Top of Data shown
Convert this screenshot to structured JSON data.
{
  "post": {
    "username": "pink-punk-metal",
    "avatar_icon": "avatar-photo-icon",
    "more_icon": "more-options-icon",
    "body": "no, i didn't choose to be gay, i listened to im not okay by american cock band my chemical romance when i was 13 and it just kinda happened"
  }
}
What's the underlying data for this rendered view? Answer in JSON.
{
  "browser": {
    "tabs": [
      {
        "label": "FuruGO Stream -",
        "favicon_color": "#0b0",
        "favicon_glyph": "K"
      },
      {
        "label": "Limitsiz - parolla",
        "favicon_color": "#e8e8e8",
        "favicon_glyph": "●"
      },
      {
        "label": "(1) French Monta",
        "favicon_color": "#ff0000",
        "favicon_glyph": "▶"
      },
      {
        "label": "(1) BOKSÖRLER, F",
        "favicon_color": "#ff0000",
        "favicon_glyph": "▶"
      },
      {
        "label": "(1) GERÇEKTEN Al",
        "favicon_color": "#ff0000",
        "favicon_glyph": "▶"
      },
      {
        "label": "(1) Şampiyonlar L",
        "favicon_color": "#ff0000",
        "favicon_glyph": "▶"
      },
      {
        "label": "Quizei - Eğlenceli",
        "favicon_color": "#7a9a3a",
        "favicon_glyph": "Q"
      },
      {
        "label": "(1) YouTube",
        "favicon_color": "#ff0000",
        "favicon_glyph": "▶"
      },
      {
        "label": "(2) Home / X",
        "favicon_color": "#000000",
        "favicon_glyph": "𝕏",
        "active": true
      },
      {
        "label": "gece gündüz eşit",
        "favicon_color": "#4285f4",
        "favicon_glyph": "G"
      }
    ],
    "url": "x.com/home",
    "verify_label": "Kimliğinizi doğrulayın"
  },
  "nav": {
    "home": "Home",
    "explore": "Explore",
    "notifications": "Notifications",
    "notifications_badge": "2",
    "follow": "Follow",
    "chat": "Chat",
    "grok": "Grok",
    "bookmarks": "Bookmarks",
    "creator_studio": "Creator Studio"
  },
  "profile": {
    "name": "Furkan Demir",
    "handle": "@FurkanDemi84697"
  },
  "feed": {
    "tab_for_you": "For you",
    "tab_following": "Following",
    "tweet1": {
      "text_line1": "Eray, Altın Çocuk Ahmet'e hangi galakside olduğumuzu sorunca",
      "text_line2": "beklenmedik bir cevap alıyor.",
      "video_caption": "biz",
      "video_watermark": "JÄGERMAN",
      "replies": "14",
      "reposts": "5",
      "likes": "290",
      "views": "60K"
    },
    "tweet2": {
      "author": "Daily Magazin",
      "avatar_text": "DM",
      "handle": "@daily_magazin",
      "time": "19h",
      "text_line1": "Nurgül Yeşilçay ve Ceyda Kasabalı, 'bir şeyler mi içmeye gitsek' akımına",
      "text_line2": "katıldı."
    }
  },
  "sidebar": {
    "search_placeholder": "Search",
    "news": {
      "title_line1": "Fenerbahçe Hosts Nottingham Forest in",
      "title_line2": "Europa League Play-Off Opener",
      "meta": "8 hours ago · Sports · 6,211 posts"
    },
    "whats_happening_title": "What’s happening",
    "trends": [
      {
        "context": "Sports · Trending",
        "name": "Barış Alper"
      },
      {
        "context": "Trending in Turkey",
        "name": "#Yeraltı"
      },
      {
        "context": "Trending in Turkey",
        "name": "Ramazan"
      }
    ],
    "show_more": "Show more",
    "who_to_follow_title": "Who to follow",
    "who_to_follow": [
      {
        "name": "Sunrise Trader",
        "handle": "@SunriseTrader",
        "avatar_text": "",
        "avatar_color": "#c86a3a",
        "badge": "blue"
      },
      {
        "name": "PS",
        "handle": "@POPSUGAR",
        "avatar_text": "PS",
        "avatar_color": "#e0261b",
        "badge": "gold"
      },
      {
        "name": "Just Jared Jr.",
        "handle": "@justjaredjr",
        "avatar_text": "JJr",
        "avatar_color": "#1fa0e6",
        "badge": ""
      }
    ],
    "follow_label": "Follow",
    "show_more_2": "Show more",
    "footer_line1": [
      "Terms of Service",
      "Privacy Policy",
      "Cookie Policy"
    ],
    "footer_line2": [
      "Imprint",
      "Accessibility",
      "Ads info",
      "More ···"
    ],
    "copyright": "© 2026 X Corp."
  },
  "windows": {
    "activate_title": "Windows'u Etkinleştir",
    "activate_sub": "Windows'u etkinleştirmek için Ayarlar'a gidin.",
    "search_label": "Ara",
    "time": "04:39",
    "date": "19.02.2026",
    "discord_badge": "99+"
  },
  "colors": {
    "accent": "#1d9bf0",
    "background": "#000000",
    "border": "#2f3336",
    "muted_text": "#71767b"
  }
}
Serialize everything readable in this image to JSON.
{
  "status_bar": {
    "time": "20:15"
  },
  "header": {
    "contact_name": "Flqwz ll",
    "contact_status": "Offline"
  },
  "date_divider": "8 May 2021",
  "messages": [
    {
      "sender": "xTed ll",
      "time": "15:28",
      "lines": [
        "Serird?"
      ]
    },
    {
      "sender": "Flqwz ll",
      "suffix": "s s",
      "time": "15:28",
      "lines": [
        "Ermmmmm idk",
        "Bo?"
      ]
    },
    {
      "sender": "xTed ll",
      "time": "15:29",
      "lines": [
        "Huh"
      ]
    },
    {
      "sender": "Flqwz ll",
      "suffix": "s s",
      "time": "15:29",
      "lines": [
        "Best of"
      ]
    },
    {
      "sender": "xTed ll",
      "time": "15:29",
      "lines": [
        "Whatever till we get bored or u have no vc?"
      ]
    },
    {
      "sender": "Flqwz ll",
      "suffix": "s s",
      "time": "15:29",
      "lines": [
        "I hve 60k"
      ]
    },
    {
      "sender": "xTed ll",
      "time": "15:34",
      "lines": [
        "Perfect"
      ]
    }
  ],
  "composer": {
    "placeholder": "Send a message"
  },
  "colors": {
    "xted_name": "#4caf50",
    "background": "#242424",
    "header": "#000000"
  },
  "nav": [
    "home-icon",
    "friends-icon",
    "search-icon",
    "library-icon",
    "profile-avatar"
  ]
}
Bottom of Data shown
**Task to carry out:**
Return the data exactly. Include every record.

**Solved exercise:**
Convert this screenshot to structured JSON data.
{
  "post": {
    "username": "pink-punk-metal",
    "avatar_icon": "avatar-photo-icon",
    "more_icon": "more-options-icon",
    "body": "no, i didn't choose to be gay, i listened to im not okay by american cock band my chemical romance when i was 13 and it just kinda happened"
  }
}
What's the underlying data for this rendered view? Answer in JSON.
{
  "browser": {
    "tabs": [
      {
        "label": "FuruGO Stream -",
        "favicon_color": "#0b0",
        "favicon_glyph": "K"
      },
      {
        "label": "Limitsiz - parolla",
        "favicon_color": "#e8e8e8",
        "favicon_glyph": "●"
      },
      {
        "label": "(1) French Monta",
        "favicon_color": "#ff0000",
        "favicon_glyph": "▶"
      },
      {
        "label": "(1) BOKSÖRLER, F",
        "favicon_color": "#ff0000",
        "favicon_glyph": "▶"
      },
      {
        "label": "(1) GERÇEKTEN Al",
        "favicon_color": "#ff0000",
        "favicon_glyph": "▶"
      },
      {
        "label": "(1) Şampiyonlar L",
        "favicon_color": "#ff0000",
        "favicon_glyph": "▶"
      },
      {
        "label": "Quizei - Eğlenceli",
        "favicon_color": "#7a9a3a",
        "favicon_glyph": "Q"
      },
      {
        "label": "(1) YouTube",
        "favicon_color": "#ff0000",
        "favicon_glyph": "▶"
      },
      {
        "label": "(2) Home / X",
        "favicon_color": "#000000",
        "favicon_glyph": "𝕏",
        "active": true
      },
      {
        "label": "gece gündüz eşit",
        "favicon_color": "#4285f4",
        "favicon_glyph": "G"
      }
    ],
    "url": "x.com/home",
    "verify_label": "Kimliğinizi doğrulayın"
  },
  "nav": {
    "home": "Home",
    "explore": "Explore",
    "notifications": "Notifications",
    "notifications_badge": "2",
    "follow": "Follow",
    "chat": "Chat",
    "grok": "Grok",
    "bookmarks": "Bookmarks",
    "creator_studio": "Creator Studio"
  },
  "profile": {
    "name": "Furkan Demir",
    "handle": "@FurkanDemi84697"
  },
  "feed": {
    "tab_for_you": "For you",
    "tab_following": "Following",
    "tweet1": {
      "text_line1": "Eray, Altın Çocuk Ahmet'e hangi galakside olduğumuzu sorunca",
      "text_line2": "beklenmedik bir cevap alıyor.",
      "video_caption": "biz",
      "video_watermark": "JÄGERMAN",
      "replies": "14",
      "reposts": "5",
      "likes": "290",
      "views": "60K"
    },
    "tweet2": {
      "author": "Daily Magazin",
      "avatar_text": "DM",
      "handle": "@daily_magazin",
      "time": "19h",
      "text_line1": "Nurgül Yeşilçay ve Ceyda Kasabalı, 'bir şeyler mi içmeye gitsek' akımına",
      "text_line2": "katıldı."
    }
  },
  "sidebar": {
    "search_placeholder": "Search",
    "news": {
      "title_line1": "Fenerbahçe Hosts Nottingham Forest in",
      "title_line2": "Europa League Play-Off Opener",
      "meta": "8 hours ago · Sports · 6,211 posts"
    },
    "whats_happening_title": "What’s happening",
    "trends": [
      {
        "context": "Sports · Trending",
        "name": "Barış Alper"
      },
      {
        "context": "Trending in Turkey",
        "name": "#Yeraltı"
      },
      {
        "context": "Trending in Turkey",
        "name": "Ramazan"
      }
    ],
    "show_more": "Show more",
    "who_to_follow_title": "Who to follow",
    "who_to_follow": [
      {
        "name": "Sunrise Trader",
        "handle": "@SunriseTrader",
        "avatar_text": "",
        "avatar_color": "#c86a3a",
        "badge": "blue"
      },
      {
        "name": "PS",
        "handle": "@POPSUGAR",
        "avatar_text": "PS",
        "avatar_color": "#e0261b",
        "badge": "gold"
      },
      {
        "name": "Just Jared Jr.",
        "handle": "@justjaredjr",
        "avatar_text": "JJr",
        "avatar_color": "#1fa0e6",
        "badge": ""
      }
    ],
    "follow_label": "Follow",
    "show_more_2": "Show more",
    "footer_line1": [
      "Terms of Service",
      "Privacy Policy",
      "Cookie Policy"
    ],
    "footer_line2": [
      "Imprint",
      "Accessibility",
      "Ads info",
      "More ···"
    ],
    "copyright": "© 2026 X Corp."
  },
  "windows": {
    "activate_title": "Windows'u Etkinleştir",
    "activate_sub": "Windows'u etkinleştirmek için Ayarlar'a gidin.",
    "search_label": "Ara",
    "time": "04:39",
    "date": "19.02.2026",
    "discord_badge": "99+"
  },
  "colors": {
    "accent": "#1d9bf0",
    "background": "#000000",
    "border": "#2f3336",
    "muted_text": "#71767b"
  }
}
Serialize everything readable in this image to JSON.
{
  "status_bar": {
    "time": "20:15"
  },
  "header": {
    "contact_name": "Flqwz ll",
    "contact_status": "Offline"
  },
  "date_divider": "8 May 2021",
  "messages": [
    {
      "sender": "xTed ll",
      "time": "15:28",
      "lines": [
        "Serird?"
      ]
    },
    {
      "sender": "Flqwz ll",
      "suffix": "s s",
      "time": "15:28",
      "lines": [
        "Ermmmmm idk",
        "Bo?"
      ]
    },
    {
      "sender": "xTed ll",
      "time": "15:29",
      "lines": [
        "Huh"
      ]
    },
    {
      "sender": "Flqwz ll",
      "suffix": "s s",
      "time": "15:29",
      "lines": [
        "Best of"
      ]
    },
    {
      "sender": "xTed ll",
      "time": "15:29",
      "lines": [
        "Whatever till we get bored or u have no vc?"
      ]
    },
    {
      "sender": "Flqwz ll",
      "suffix": "s s",
      "time": "15:29",
      "lines": [
        "I hve 60k"
      ]
    },
    {
      "sender": "xTed ll",
      "time": "15:34",
      "lines": [
        "Perfect"
      ]
    }
  ],
  "composer": {
    "placeholder": "Send a message"
  },
  "colors": {
    "xted_name": "#4caf50",
    "background": "#242424",
    "header": "#000000"
  },
  "nav": [
    "home-icon",
    "friends-icon",
    "search-icon",
    "library-icon",
    "profile-avatar"
  ]
}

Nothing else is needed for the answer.